• Activity:
Write the records below out again exactly as given, with no images.

(Entries from a dataset of interfaces)
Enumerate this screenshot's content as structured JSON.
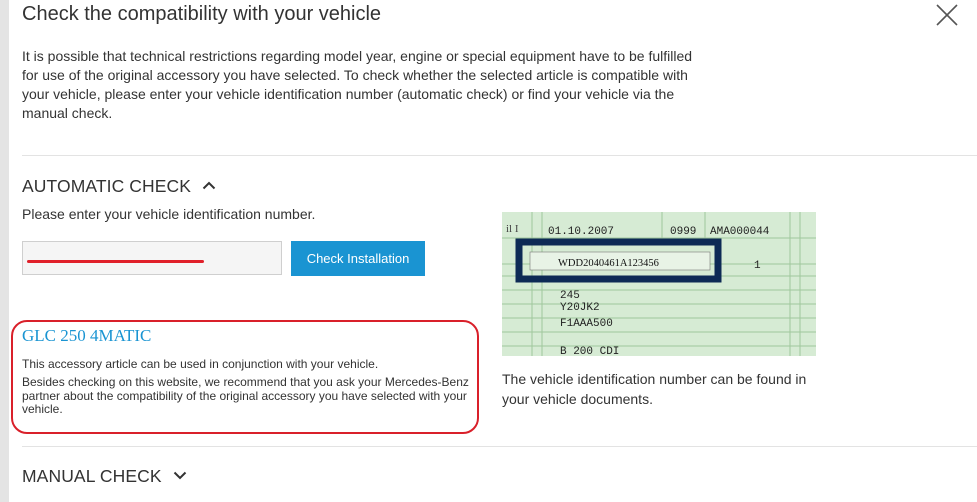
{
  "dialog": {
    "title": "Check the compatibility with your vehicle",
    "intro": "It is possible that technical restrictions regarding model year, engine or special equipment have to be fulfilled for use of the original accessory you have selected. To check whether the selected article is compatible with your vehicle, please enter your vehicle identification number (automatic check) or find your vehicle via the manual check."
  },
  "automatic": {
    "heading": "AUTOMATIC CHECK",
    "prompt": "Please enter your vehicle identification number.",
    "vin_value": "",
    "button_label": "Check Installation"
  },
  "result": {
    "model": "GLC 250 4MATIC",
    "line1": "This accessory article can be used in conjunction with your vehicle.",
    "line2": "Besides checking on this website, we recommend that you ask your Mercedes-Benz partner about the compatibility of the original accessory you have selected with your vehicle."
  },
  "document": {
    "date": "01.10.2007",
    "code1": "0999",
    "code2": "AMA000044",
    "vin": "WDD2040461A123456",
    "seats": "1",
    "field_a": "245",
    "field_b": "Y20JK2",
    "field_c": "F1AAA500",
    "model_name": "B 200 CDI",
    "caption": "The vehicle identification number can be found in your vehicle documents."
  },
  "manual": {
    "heading": "MANUAL CHECK"
  },
  "icons": {
    "close": "close-icon",
    "chevron_up": "chevron-up-icon",
    "chevron_down": "chevron-down-icon"
  },
  "colors": {
    "accent": "#1a94d2",
    "annotation_red": "#e0202a",
    "doc_green": "#cfe6cf",
    "highlight_box": "#0d2a55"
  }
}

• Output for this task:
Enumerate this screenshot's content as structured JSON.
{
  "dialog": {
    "title": "Check the compatibility with your vehicle",
    "intro": "It is possible that technical restrictions regarding model year, engine or special equipment have to be fulfilled for use of the original accessory you have selected. To check whether the selected article is compatible with your vehicle, please enter your vehicle identification number (automatic check) or find your vehicle via the manual check."
  },
  "automatic": {
    "heading": "AUTOMATIC CHECK",
    "prompt": "Please enter your vehicle identification number.",
    "vin_value": "",
    "button_label": "Check Installation"
  },
  "result": {
    "model": "GLC 250 4MATIC",
    "line1": "This accessory article can be used in conjunction with your vehicle.",
    "line2": "Besides checking on this website, we recommend that you ask your Mercedes-Benz partner about the compatibility of the original accessory you have selected with your vehicle."
  },
  "document": {
    "date": "01.10.2007",
    "code1": "0999",
    "code2": "AMA000044",
    "vin": "WDD2040461A123456",
    "seats": "1",
    "field_a": "245",
    "field_b": "Y20JK2",
    "field_c": "F1AAA500",
    "model_name": "B 200 CDI",
    "caption": "The vehicle identification number can be found in your vehicle documents."
  },
  "manual": {
    "heading": "MANUAL CHECK"
  },
  "icons": {
    "close": "close-icon",
    "chevron_up": "chevron-up-icon",
    "chevron_down": "chevron-down-icon"
  },
  "colors": {
    "accent": "#1a94d2",
    "annotation_red": "#e0202a",
    "doc_green": "#cfe6cf",
    "highlight_box": "#0d2a55"
  }
}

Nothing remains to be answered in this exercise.